"People's reports of why they like certain partners might not be especially accurate," Eastwick said. "But that doesn't mean that romantic desire is random. The reasons might still be there, hovering just outside of conscious awareness."

The study, "Implicit and Explicit Preferences for Physical Attractiveness in a Romantic Partner: A Double Dissociation in Predictive Validity," appeared in the November issue of the Journal of Personality and Social Psychology.

Tuesday, January 3, 2012

Sexual satisfaction in women increases with age

A new study of sexually active older women has found that sexual satisfaction in women increases with age and those not engaging in sex are satisfied with their sex lives. A majority of study participants report frequent arousal and orgasm that continue into old age, despite low sexual desire. The study appears in the January issue of the American Journal of Medicine.
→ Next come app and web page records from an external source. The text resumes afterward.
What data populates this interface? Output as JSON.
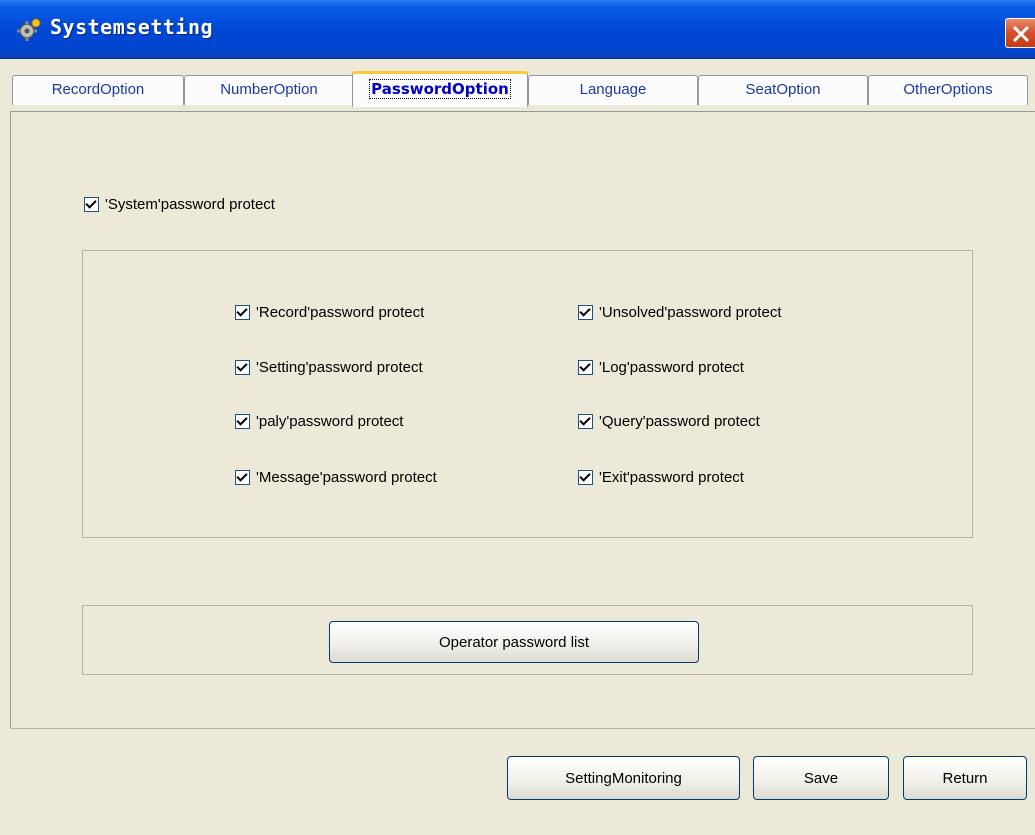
{
  "window": {
    "title": "Systemsetting",
    "icon": "gear-icon",
    "close_icon": "close-icon"
  },
  "tabs": [
    {
      "label": "RecordOption",
      "active": false
    },
    {
      "label": "NumberOption",
      "active": false
    },
    {
      "label": "PasswordOption",
      "active": true
    },
    {
      "label": "Language",
      "active": false
    },
    {
      "label": "SeatOption",
      "active": false
    },
    {
      "label": "OtherOptions",
      "active": false
    }
  ],
  "password_option": {
    "system_protect": {
      "label": "'System'password protect",
      "checked": true
    },
    "protect_items": [
      {
        "label": "'Record'password protect",
        "checked": true
      },
      {
        "label": "'Unsolved'password protect",
        "checked": true
      },
      {
        "label": "'Setting'password protect",
        "checked": true
      },
      {
        "label": "'Log'password protect",
        "checked": true
      },
      {
        "label": "'paly'password protect",
        "checked": true
      },
      {
        "label": "'Query'password protect",
        "checked": true
      },
      {
        "label": "'Message'password protect",
        "checked": true
      },
      {
        "label": "'Exit'password protect",
        "checked": true
      }
    ],
    "operator_list_button": "Operator password list"
  },
  "footer": {
    "setting_monitoring": "SettingMonitoring",
    "save": "Save",
    "return": "Return"
  },
  "colors": {
    "titlebar": "#0046cf",
    "background": "#ece9d8",
    "active_tab_text": "#0000c0",
    "tab_text": "#1a3a9a",
    "active_tab_accent": "#ffc83c"
  }
}
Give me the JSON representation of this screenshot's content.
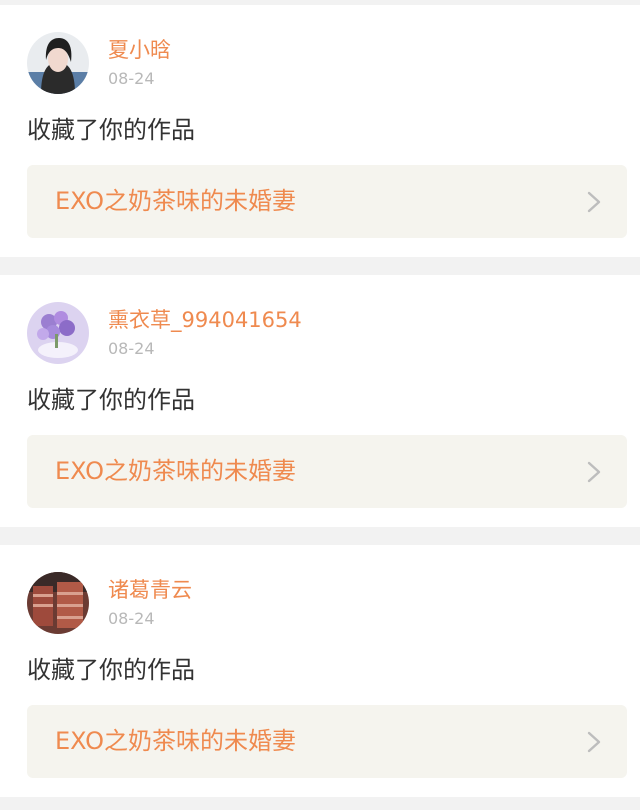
{
  "notifications": [
    {
      "username": "夏小晗",
      "date": "08-24",
      "action": "收藏了你的作品",
      "work_title": "EXO之奶茶味的未婚妻"
    },
    {
      "username": "熏衣草_994041654",
      "date": "08-24",
      "action": "收藏了你的作品",
      "work_title": "EXO之奶茶味的未婚妻"
    },
    {
      "username": "诸葛青云",
      "date": "08-24",
      "action": "收藏了你的作品",
      "work_title": "EXO之奶茶味的未婚妻"
    }
  ],
  "colors": {
    "accent": "#ef8a4f",
    "date_text": "#b8b8b8",
    "body_text": "#333333",
    "link_bg": "#f5f4ee",
    "page_bg": "#f2f2f2"
  },
  "icons": {
    "chevron": "chevron-right-icon"
  }
}
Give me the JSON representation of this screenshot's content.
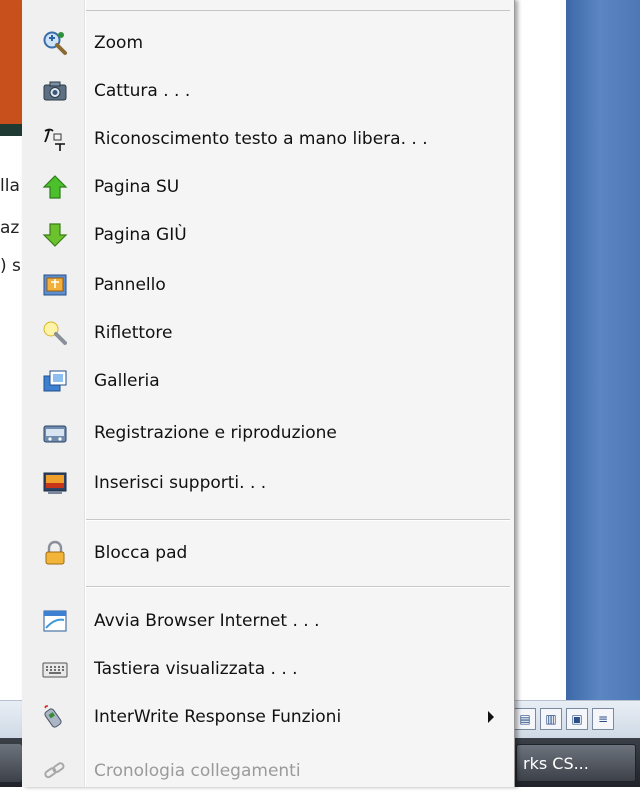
{
  "background": {
    "left_text_lines": [
      "lla",
      "az",
      ") s"
    ],
    "taskbar_button_label": "rks CS..."
  },
  "menu": {
    "items": [
      {
        "label": "Zoom",
        "icon": "zoom-icon"
      },
      {
        "label": "Cattura . . .",
        "icon": "camera-icon"
      },
      {
        "label": "Riconoscimento testo a mano libera. . .",
        "icon": "handwriting-icon"
      },
      {
        "label": "Pagina SU",
        "icon": "arrow-up-icon"
      },
      {
        "label": "Pagina GIÙ",
        "icon": "arrow-down-icon"
      },
      {
        "label": "Pannello",
        "icon": "panel-icon"
      },
      {
        "label": "Riflettore",
        "icon": "spotlight-icon"
      },
      {
        "label": "Galleria",
        "icon": "gallery-icon"
      },
      {
        "label": "Registrazione e riproduzione",
        "icon": "recorder-icon"
      },
      {
        "label": "Inserisci supporti. . .",
        "icon": "media-icon"
      },
      {
        "label": "Blocca pad",
        "icon": "lock-icon"
      },
      {
        "label": "Avvia Browser Internet . . .",
        "icon": "browser-icon"
      },
      {
        "label": "Tastiera visualizzata . . .",
        "icon": "keyboard-icon"
      },
      {
        "label": "InterWrite Response Funzioni",
        "icon": "response-icon",
        "has_submenu": true
      },
      {
        "label": "Cronologia collegamenti",
        "icon": "link-history-icon",
        "disabled": true
      }
    ]
  },
  "colors": {
    "menu_background": "#f5f5f5",
    "disabled_text": "#9a9a9a",
    "desktop_blue": "#4d78b6",
    "taskbar_dark": "#2a2e34"
  }
}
Researchers from the University of California, San Diego School of Medicine and the Veterans Affairs San Diego Healthcare System evaluated sexual activity and satisfaction as reported by 806 older women who are part of the Rancho Bernardo Study (RBS) cohort, a group of women who live in a planned community near San Diego and whose health has been tracked for medical research for 40 years. The study measured the prevalence of current sexual activity; the characteristics associated with sexual activity including demographics, health, and hormone use; frequency of arousal, lubrication, orgasm, and pain during sexual intercourse; and sexual desire and satisfaction in older women.
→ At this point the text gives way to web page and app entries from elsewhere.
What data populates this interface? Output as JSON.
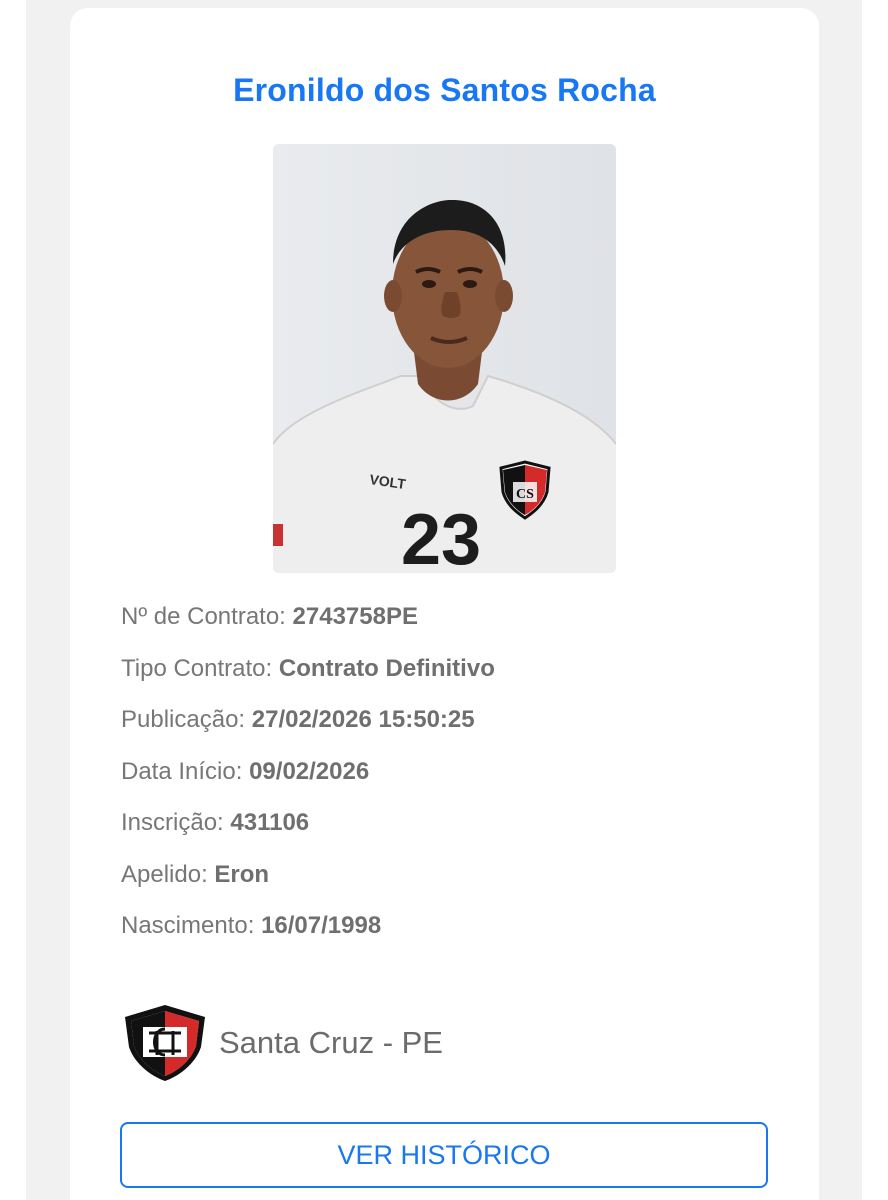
{
  "player": {
    "name": "Eronildo dos Santos Rocha",
    "photo_icon": "player-photo",
    "jersey_number": "23",
    "jersey_brand": "VOLT"
  },
  "details": [
    {
      "label": "Nº de Contrato:",
      "value": "2743758PE"
    },
    {
      "label": "Tipo Contrato:",
      "value": "Contrato Definitivo"
    },
    {
      "label": "Publicação:",
      "value": "27/02/2026 15:50:25"
    },
    {
      "label": "Data Início:",
      "value": "09/02/2026"
    },
    {
      "label": "Inscrição:",
      "value": "431106"
    },
    {
      "label": "Apelido:",
      "value": "Eron"
    },
    {
      "label": "Nascimento:",
      "value": "16/07/1998"
    }
  ],
  "club": {
    "name": "Santa Cruz - PE",
    "logo_icon": "santa-cruz-crest",
    "colors": {
      "red": "#d42a2a",
      "black": "#111111",
      "white": "#ffffff"
    }
  },
  "actions": {
    "history_label": "VER HISTÓRICO"
  },
  "theme": {
    "accent": "#1877f2",
    "text": "#777777"
  }
}
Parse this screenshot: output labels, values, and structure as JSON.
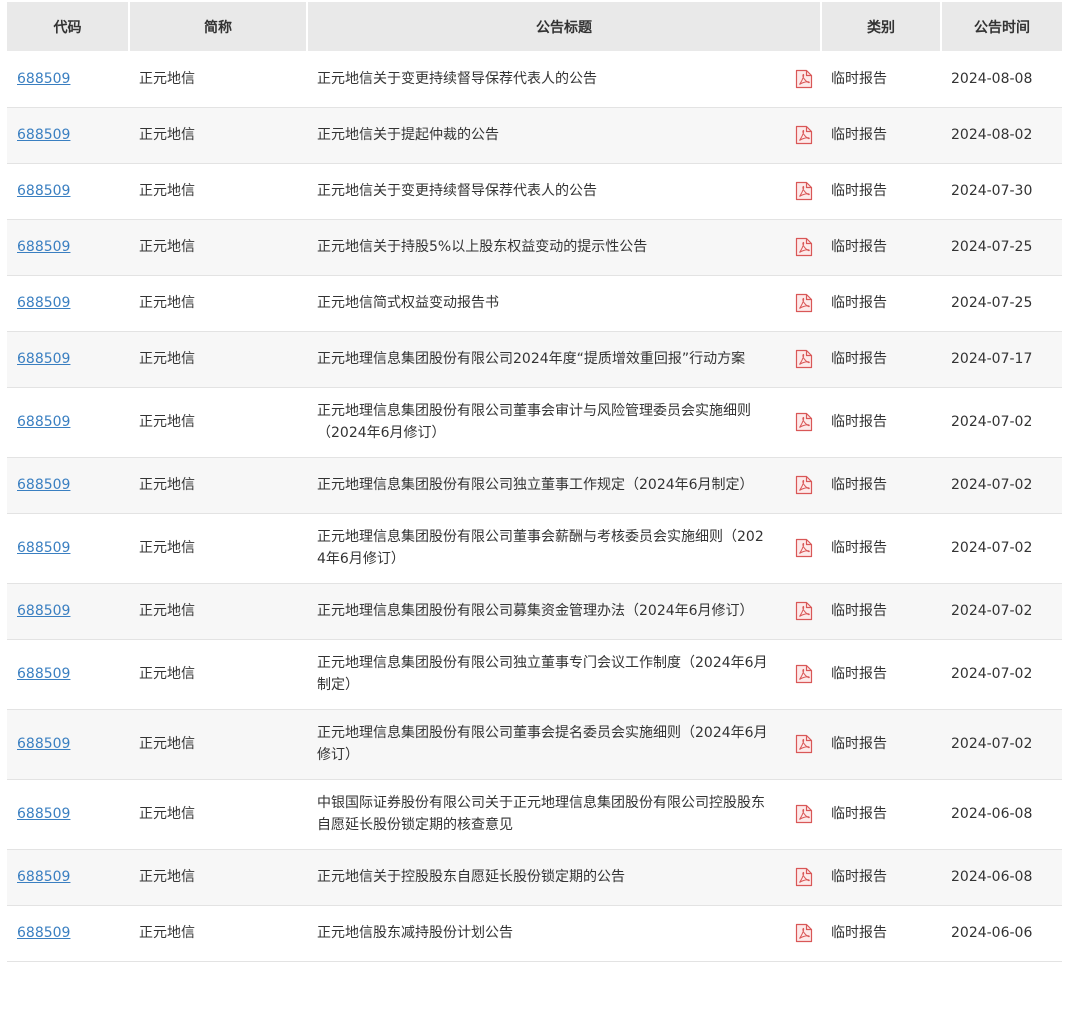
{
  "columns": {
    "code": "代码",
    "name": "简称",
    "title": "公告标题",
    "type": "类别",
    "date": "公告时间"
  },
  "icon": {
    "pdf": "pdf-file-icon",
    "color": "#d95757"
  },
  "colors": {
    "link": "#3a7fc1",
    "header_bg": "#e9e9e9",
    "stripe_bg": "#f7f7f7"
  },
  "rows": [
    {
      "code": "688509",
      "name": "正元地信",
      "title": "正元地信关于变更持续督导保荐代表人的公告",
      "type": "临时报告",
      "date": "2024-08-08"
    },
    {
      "code": "688509",
      "name": "正元地信",
      "title": "正元地信关于提起仲裁的公告",
      "type": "临时报告",
      "date": "2024-08-02"
    },
    {
      "code": "688509",
      "name": "正元地信",
      "title": "正元地信关于变更持续督导保荐代表人的公告",
      "type": "临时报告",
      "date": "2024-07-30"
    },
    {
      "code": "688509",
      "name": "正元地信",
      "title": "正元地信关于持股5%以上股东权益变动的提示性公告",
      "type": "临时报告",
      "date": "2024-07-25"
    },
    {
      "code": "688509",
      "name": "正元地信",
      "title": "正元地信简式权益变动报告书",
      "type": "临时报告",
      "date": "2024-07-25"
    },
    {
      "code": "688509",
      "name": "正元地信",
      "title": "正元地理信息集团股份有限公司2024年度“提质增效重回报”行动方案",
      "type": "临时报告",
      "date": "2024-07-17"
    },
    {
      "code": "688509",
      "name": "正元地信",
      "title": "正元地理信息集团股份有限公司董事会审计与风险管理委员会实施细则（2024年6月修订）",
      "type": "临时报告",
      "date": "2024-07-02"
    },
    {
      "code": "688509",
      "name": "正元地信",
      "title": "正元地理信息集团股份有限公司独立董事工作规定（2024年6月制定）",
      "type": "临时报告",
      "date": "2024-07-02"
    },
    {
      "code": "688509",
      "name": "正元地信",
      "title": "正元地理信息集团股份有限公司董事会薪酬与考核委员会实施细则（2024年6月修订）",
      "type": "临时报告",
      "date": "2024-07-02"
    },
    {
      "code": "688509",
      "name": "正元地信",
      "title": "正元地理信息集团股份有限公司募集资金管理办法（2024年6月修订）",
      "type": "临时报告",
      "date": "2024-07-02"
    },
    {
      "code": "688509",
      "name": "正元地信",
      "title": "正元地理信息集团股份有限公司独立董事专门会议工作制度（2024年6月制定）",
      "type": "临时报告",
      "date": "2024-07-02"
    },
    {
      "code": "688509",
      "name": "正元地信",
      "title": "正元地理信息集团股份有限公司董事会提名委员会实施细则（2024年6月修订）",
      "type": "临时报告",
      "date": "2024-07-02"
    },
    {
      "code": "688509",
      "name": "正元地信",
      "title": "中银国际证券股份有限公司关于正元地理信息集团股份有限公司控股股东自愿延长股份锁定期的核查意见",
      "type": "临时报告",
      "date": "2024-06-08"
    },
    {
      "code": "688509",
      "name": "正元地信",
      "title": "正元地信关于控股股东自愿延长股份锁定期的公告",
      "type": "临时报告",
      "date": "2024-06-08"
    },
    {
      "code": "688509",
      "name": "正元地信",
      "title": "正元地信股东减持股份计划公告",
      "type": "临时报告",
      "date": "2024-06-06"
    }
  ]
}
The median age in the study was 67 years and 63% were postmenopausal. Half the respondents who reported having a partner had been sexually active in the last 4 weeks. The likelihood of sexual activity declined with increasing age. The majority of the sexually active women, 67.1%, achieved orgasm most of the time or always. The youngest and oldest women in the study reported the highest frequency of orgasm satisfaction.

40% of all women stated that they never or almost never felt sexual desire, and one third of the sexually active women reported low sexual desire. Lead investigator Elizabeth Barrett-Connor, MD, Distinguished Professor and Chief, Division of Epidemiology, Department of Family and Preventive Medicine, University of California, San Diego School of Medicine, comments, "Despite a correlation between sexual desire and other sexual function domains, only 1 in 5 sexually active women reported high sexual desire. Approximately half of the women aged 80 years or more reported arousal, lubrication, and orgasm most of the time, but rarely reported sexual desire. In contrast with traditional linear model in which desire precedes sex, these results suggest that women engage in sexual activity for multiple reasons, which may include affirmation or sustenance of a relationship."

Regardless of partner status or sexual activity, 61% of all women in this cohort were satisfied with their overall sex life. Although older age has been described as a significant predictor of low sexual satisfaction, the percentage of RBS sexually satisfied women actually increased with age, with approximately half of the women over 80 years old reporting sexual satisfaction almost always or always. Not only were the oldest women in this study the most satisfied overall, those who were recently sexually active experienced orgasm satisfaction rates similar to the youngest participants. "In this study, sexual activity was not always necessary for sexual satisfaction. Those who were not sexually active may have achieved sexual satisfaction through touching, caressing, or other intimacies developed over the course of a long relationship," says first author Susan Trompeter, MD, Associate Clinical Professor of Medicine. Division of General Internal Medicine, Department of Medicine at the University of California, San Diego School of Medicine and Staff Physician at the VA San Diego Healthcare System.

"Emotional and physical closeness to the partner may be more important than experiencing orgasm. A more positive approach to female sexual health focusing on sexual satisfaction may be more beneficial to women than a focus limited to female sexual activity or dysfunction," Trompeter concludes.